The meeting that was conducted to solicit public comments filled the courtroom it was held in. Approximately 125 people attended, filling every seat and taking up wall space and standing in the doorway at the back of the room. People were given a few minutes each to express their opinion of what should be done about the lake water level and what things they wanted the F&G to consider when drawing up their new plan. The majority of the speakers were logical and sometimes angry landowners who have been denied their rights for many years and often at great personal expense because of the flooding. Their arguments would go without saying in a sane world. They own their land, and they are entitled to live on it without the state flooding it. What more needs to be said?
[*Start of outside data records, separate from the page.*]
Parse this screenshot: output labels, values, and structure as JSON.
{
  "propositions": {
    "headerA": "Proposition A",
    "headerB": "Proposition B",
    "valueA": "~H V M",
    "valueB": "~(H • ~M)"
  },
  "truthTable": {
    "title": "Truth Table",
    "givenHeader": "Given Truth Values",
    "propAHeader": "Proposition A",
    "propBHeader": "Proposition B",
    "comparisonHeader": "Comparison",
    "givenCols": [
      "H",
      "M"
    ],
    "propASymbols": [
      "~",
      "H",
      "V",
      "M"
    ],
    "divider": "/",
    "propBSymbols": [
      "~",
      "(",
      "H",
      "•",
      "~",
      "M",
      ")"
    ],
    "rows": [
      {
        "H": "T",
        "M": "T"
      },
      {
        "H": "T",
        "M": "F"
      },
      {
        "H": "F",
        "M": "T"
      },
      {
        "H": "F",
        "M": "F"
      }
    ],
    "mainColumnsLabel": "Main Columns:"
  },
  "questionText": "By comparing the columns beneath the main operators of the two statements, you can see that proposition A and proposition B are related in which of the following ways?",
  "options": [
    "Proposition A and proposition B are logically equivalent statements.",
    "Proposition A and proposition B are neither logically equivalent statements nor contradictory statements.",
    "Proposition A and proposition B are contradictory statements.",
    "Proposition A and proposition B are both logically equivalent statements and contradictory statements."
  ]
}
One angry land-owner concluded his comments with a simple solution that was met with cheers and applause, “If you flood it, you buy it!”
Several greenies were also in attendance and made pleas that rested less upon logic, rights, reason or even science than they did on emotion and imbalanced sentimentality. In fact, being that no real valid argument exists in favor of flooding private land and the endangered species’ habitat, they were forced to ramble on about un-related issues and rely on un-supported claims that had no bearing on the matter. One of them claimed that “…left to local control, every Redwood would be cut down today.” Not only did the meeting have nothing to do with Redwood forests, but cutting down every Redwood in the area in one day would be physically impossible. Such is the typical method of the greenies when “arguing” for their cause.
Another one suggested something that I found to be ironic and disturbing. This spacey ambassador for the environment insisted that the lake only be allowed to breach naturally and at worst, only be allowed to be breached manually after exceeding a 10 foot water level. This would mean that the county could only come in and do emergency breaching after the lake surpasses by two additional feet, the eight foot level that it currently waits for before doing emergency breaching. Not only is this far too late for the ranchers and property owners surrounding the lake, but there’s another problem that results from emergency breaching that one would expect the Mother Earth worshippers to have some serious concern about for several reasons that are visibly obvious and disturbing.
When the lake fills up to eight feet and beyond, and the county comes in to breach it, a tremendous volume of water suddenly escapes through the opening in the sand bar and flows rapidly out into the ocean. This causes coots (shorebirds that float on the water) to be sucked under water and drown as they are not able to take flight quickly enough since they require time to get a running start. After an emergency breaching of the lake, thousands of dead coots litter the shores. You’d think this would be enough to show the wackos how well their solution protects the wildlife they love so much. But even more disturbing (to some anyway) is that this rapid water drainage also pulls away dirt and sand with it. Remember, this isn’t just lake-bottom sand, but dirt that had previously been dry land as well, such as that in the Tolowa Burial Grounds. After being flooded over, the dirt pulled away from the graves by the escaping water leaves the bones of massacred Tolowa Indians exposed. This is an additional insult and injury long after they thought they were finally resting in peace, put in those graves by people who had just as much disregard for their well-being then as the environmentalists do now.